● **PROBLEM DESCRIPTION**
Write out the listing in full, matching it word for word.

_ _ _ _

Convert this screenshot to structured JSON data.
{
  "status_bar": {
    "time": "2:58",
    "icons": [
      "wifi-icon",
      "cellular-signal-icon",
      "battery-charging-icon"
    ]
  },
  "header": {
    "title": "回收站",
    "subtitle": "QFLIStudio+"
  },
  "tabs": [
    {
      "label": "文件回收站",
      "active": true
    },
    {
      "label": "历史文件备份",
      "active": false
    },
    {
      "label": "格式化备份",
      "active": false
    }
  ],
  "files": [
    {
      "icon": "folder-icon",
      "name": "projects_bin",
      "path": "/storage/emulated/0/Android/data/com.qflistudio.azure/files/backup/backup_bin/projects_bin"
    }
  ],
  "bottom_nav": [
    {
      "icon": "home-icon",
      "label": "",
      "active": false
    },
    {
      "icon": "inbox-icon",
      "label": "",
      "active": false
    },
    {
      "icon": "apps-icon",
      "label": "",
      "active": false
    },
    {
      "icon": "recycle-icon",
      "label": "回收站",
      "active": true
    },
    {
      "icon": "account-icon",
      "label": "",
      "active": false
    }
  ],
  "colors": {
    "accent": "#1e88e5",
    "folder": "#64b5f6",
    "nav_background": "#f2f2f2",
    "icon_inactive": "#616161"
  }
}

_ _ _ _

● **EXPECTED ANSWER**
Convert this screenshot to structured JSON data.
{
  "status_bar": {
    "time": "2:58",
    "icons": [
      "wifi-icon",
      "cellular-signal-icon",
      "battery-charging-icon"
    ]
  },
  "header": {
    "title": "回收站",
    "subtitle": "QFLIStudio+"
  },
  "tabs": [
    {
      "label": "文件回收站",
      "active": true
    },
    {
      "label": "历史文件备份",
      "active": false
    },
    {
      "label": "格式化备份",
      "active": false
    }
  ],
  "files": [
    {
      "icon": "folder-icon",
      "name": "projects_bin",
      "path": "/storage/emulated/0/Android/data/com.qflistudio.azure/files/backup/backup_bin/projects_bin"
    }
  ],
  "bottom_nav": [
    {
      "icon": "home-icon",
      "label": "",
      "active": false
    },
    {
      "icon": "inbox-icon",
      "label": "",
      "active": false
    },
    {
      "icon": "apps-icon",
      "label": "",
      "active": false
    },
    {
      "icon": "recycle-icon",
      "label": "回收站",
      "active": true
    },
    {
      "icon": "account-icon",
      "label": "",
      "active": false
    }
  ],
  "colors": {
    "accent": "#1e88e5",
    "folder": "#64b5f6",
    "nav_background": "#f2f2f2",
    "icon_inactive": "#616161"
  }
}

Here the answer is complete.